◆ ASSIGNED TASK
Search the records for the word "我来测试一下改版后的创建文章功能". Copy every line where it appears.

◆ DATA PROVIDED
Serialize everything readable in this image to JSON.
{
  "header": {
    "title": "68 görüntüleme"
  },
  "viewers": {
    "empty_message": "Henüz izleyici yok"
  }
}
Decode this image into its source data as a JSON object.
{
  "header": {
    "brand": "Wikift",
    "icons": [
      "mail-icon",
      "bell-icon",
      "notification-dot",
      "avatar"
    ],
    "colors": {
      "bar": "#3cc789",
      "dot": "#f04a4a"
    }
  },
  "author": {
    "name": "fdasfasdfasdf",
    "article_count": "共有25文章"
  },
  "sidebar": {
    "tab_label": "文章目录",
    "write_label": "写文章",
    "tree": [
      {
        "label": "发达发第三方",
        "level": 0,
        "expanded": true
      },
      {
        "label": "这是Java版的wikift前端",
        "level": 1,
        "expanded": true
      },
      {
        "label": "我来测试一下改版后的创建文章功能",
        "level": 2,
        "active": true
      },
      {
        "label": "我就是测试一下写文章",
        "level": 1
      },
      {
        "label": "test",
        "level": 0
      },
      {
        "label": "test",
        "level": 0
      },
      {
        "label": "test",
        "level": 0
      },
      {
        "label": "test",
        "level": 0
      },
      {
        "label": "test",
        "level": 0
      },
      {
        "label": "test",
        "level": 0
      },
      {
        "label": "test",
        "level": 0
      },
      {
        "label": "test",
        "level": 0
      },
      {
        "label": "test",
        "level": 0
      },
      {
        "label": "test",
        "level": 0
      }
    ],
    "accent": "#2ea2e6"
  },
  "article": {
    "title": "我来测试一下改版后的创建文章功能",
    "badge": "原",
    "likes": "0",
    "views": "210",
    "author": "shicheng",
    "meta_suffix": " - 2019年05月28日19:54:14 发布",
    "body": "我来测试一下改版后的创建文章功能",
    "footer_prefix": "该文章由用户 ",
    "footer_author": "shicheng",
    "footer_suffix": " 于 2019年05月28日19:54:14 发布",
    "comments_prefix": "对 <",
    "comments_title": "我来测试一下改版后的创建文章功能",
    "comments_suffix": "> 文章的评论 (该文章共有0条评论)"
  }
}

◆ SOLUTION FOR THIS EXERCISE
        "label": "我来测试一下改版后的创建文章功能",
    "title": "我来测试一下改版后的创建文章功能",
    "body": "我来测试一下改版后的创建文章功能",
    "comments_title": "我来测试一下改版后的创建文章功能",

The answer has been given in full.